Liquor & Gaming NSW on Tuesday (January 23) said it issued 16 penalty notices and launched 13 prosecutions of licensed venues in 2023 over “ATM location breaches”, with the latest conviction seeing Sydney’s Vbar paying the prosecutor’s costs of A$5,500 ($3,600).
The bar was found guilty in a Sydney local court of locating a cash machine in an “ATM room” that was attached to the bar’s gaming room and accompanied by the letters “ATM” on the door of the room, the regulator said in a statement.
“ATMs must be located in a part of the venue completely separate to gaming rooms or any other part of a venue where gaming machines are located, even if the internal design or fit-out of the room acts to screen the ATM,” said Jane Lin, executive director of regulatory operations.
Tuesday’s public statement on licensed operators, apparently the first to announce annual punitive data for the segment, amounts to a reading of the riot act to the lucrative slot machine segment, and follows a similar Liquor & Gaming NSW warning to corporate bookmakers.
In a first for the regulator, Liquor & Gaming NSW last week released details of all penalty notices and prosecutions for corporate bookmakers in 2023, including previously undisclosed prosecutions, with all offences involving illegal advertising.
As with the ATM punishments, the regulator did not announce most of the improper advertising cases at the time the prosecutions were launched or convictions recorded.
That summary announcement followed an industry-wide warning to bookmakers in December to rein in their conduct or face tougher enforcement, and even a legislative response, if operators do not comply.

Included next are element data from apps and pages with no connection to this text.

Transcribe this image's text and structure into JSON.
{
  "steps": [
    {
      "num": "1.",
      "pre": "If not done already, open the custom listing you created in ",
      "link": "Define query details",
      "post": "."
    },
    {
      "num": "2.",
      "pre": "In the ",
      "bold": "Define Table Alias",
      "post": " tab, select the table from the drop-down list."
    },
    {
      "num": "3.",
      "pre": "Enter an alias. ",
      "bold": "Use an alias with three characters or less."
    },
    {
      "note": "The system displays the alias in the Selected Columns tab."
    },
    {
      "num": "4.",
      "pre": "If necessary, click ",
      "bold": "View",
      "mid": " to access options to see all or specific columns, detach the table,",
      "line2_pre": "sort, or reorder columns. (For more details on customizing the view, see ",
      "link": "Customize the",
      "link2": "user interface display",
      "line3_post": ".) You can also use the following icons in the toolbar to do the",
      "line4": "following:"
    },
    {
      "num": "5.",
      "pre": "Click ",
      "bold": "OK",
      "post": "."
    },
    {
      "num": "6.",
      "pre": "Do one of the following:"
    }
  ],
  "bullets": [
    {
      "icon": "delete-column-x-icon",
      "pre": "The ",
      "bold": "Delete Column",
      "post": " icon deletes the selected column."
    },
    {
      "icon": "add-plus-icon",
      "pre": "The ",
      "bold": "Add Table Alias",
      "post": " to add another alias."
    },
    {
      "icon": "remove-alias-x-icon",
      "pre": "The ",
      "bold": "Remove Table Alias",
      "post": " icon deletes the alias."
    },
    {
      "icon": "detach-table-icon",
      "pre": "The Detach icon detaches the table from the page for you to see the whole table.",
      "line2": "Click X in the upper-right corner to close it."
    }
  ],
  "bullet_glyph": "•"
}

Tuesday’s statement did the same, hinting at a failure in deterrence while warning of “an enforcement response in the form of large fines, potential disciplinary action, or the issue of statutory directions to require that changes be made at a venue”.
The statement added that the regulator is “focusing on the placement of ATMs and gambling harm minimisation measures involving withdrawal from credit cards, as part of a targeted compliance campaign over the summer months”.

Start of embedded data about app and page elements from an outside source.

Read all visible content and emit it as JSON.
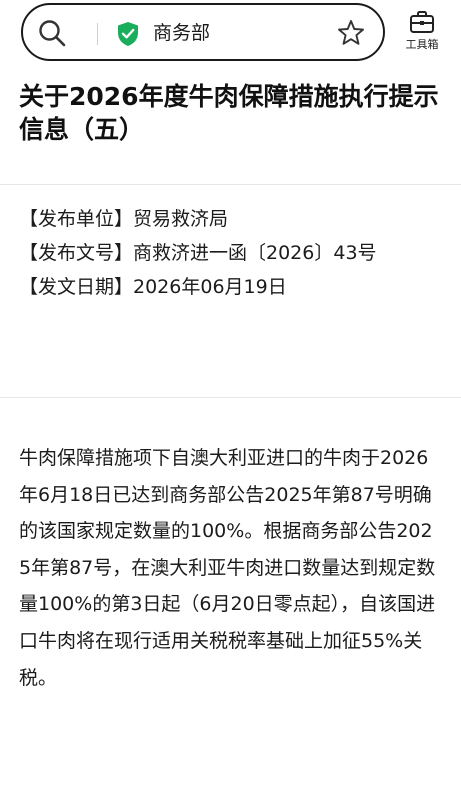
{
  "header": {
    "site_name": "商务部",
    "toolbox_label": "工具箱",
    "secure_color": "#1aad5c"
  },
  "article": {
    "title": "关于2026年度牛肉保障措施执行提示信息（五）",
    "meta": {
      "issuer": "【发布单位】贸易救济局",
      "doc_number": "【发布文号】商救济进一函〔2026〕43号",
      "date": "【发文日期】2026年06月19日"
    },
    "body": "牛肉保障措施项下自澳大利亚进口的牛肉于2026年6月18日已达到商务部公告2025年第87号明确的该国家规定数量的100%。根据商务部公告2025年第87号，在澳大利亚牛肉进口数量达到规定数量100%的第3日起（6月20日零点起），自该国进口牛肉将在现行适用关税税率基础上加征55%关税。"
  }
}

“Inspectors have conducted 437 inspections at high-risk hotels and clubs across more than 30 [licensed venues] since December 1, 2023, and will continue to closely monitor these gaming venues,” it said.
In particular, inspectors are watching for visibility of interior gaming-related signage from outside venues, venue layouts that “compel” customers to pass through gaming areas and the presence of mandatory self-exclusion signs in gaming rooms.
The NSW government regulator and the affiliated Independent Liquor and Gaming Authority (ILGA) have been subjected to sustained criticism over compliance failures across the industry, including casinos, slot machine operators, corporate bookmakers and retail wagering.
Their acceleration of enforcement responses loosely shadows the shift to a much harder line on enforcement by neighbouring Victoria state’s gambling regulator, the Victorian Gambling and Casino Control Commission.